The Ways and Means Committee of the US House of Representative branch of Congress has been trying since 2019 to get Donald Trump’s tax returns.
Trump was the first president in 40 years to refuse to release his tax returns. Nixon was the last to refuse.
On Tuesday, November 22, the US Supreme Court, the highest court of the land, said the congressional committee has the right to obtain the returns.
The buck stops here, as they say.
Trump asked the high court in October to block the ruling of a lower court that approved the House’s request.
The decision of the Supreme Court justices appears to be unanimous.
This means that the US Treasury will have the responsibility of delivering the tax documents for the period of 2015-2020 for Donald Trump and some of his businesses, to the House Ways and Means Committee.
The Democratically controlled committee will get access to the financial records at the last minute. The Republicans were able to take a slight lead over the Democrats in the midterm elections, and will take over control of the committee and the House of Representatives, on January 3, 2023.
The Treasury Department, controlled by the Biden administration, will likely deliver the records expeditiously, but the House committee will only have a short time to review them, and the new leadership in the House is likely to stall or even stop the investigation into Trump’s finances.
Representative Richard Neal, the chairman of the committee, said in a statement that Congress “will now conduct the oversight that we’ve sought for the last three and a half years.” It is not clear if the committee intends to release Trump’s financial records publicly.
Trump believes that the Democrats have been trying to obtain his tax returns for political reasons.
But the committee said that Congress has the right to make sure that the IRS is properly auditing candidates for president, so they can determine if any new legislation is warranted.
In another setback for Trump on Tuesday, a three-judge panel of the US Court of Appeals for the 11th Circuit, including two judges who were appointed by Trump, appeared to be very skeptical that Trump had a right to challenge the FBI’s search of his Mar-a-Lago estate. They also expressed doubt that it was necessary to have an independent arbiter to review the documents that were seized.
The judges suggested that Trump appeared to be seeking “special treatment” in his request that a “special master” conduct an independent inspection of the documents taken on August 8 from Mar-a-Lago.

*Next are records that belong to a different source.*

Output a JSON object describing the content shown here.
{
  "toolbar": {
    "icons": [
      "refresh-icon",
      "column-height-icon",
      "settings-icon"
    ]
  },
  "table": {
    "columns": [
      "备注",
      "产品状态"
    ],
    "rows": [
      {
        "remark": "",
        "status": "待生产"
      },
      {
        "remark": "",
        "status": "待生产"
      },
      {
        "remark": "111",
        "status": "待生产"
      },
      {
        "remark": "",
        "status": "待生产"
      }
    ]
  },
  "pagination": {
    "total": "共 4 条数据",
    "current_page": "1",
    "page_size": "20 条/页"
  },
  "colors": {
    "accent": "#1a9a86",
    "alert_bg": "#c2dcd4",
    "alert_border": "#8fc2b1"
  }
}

Judge William Pryor, appointed by President George W. Bush, said, “Other than the fact that this involves a former president, everything else about this is indistinguishable from any pre-indictment search warrant,” implying that Trump was not above-the-law.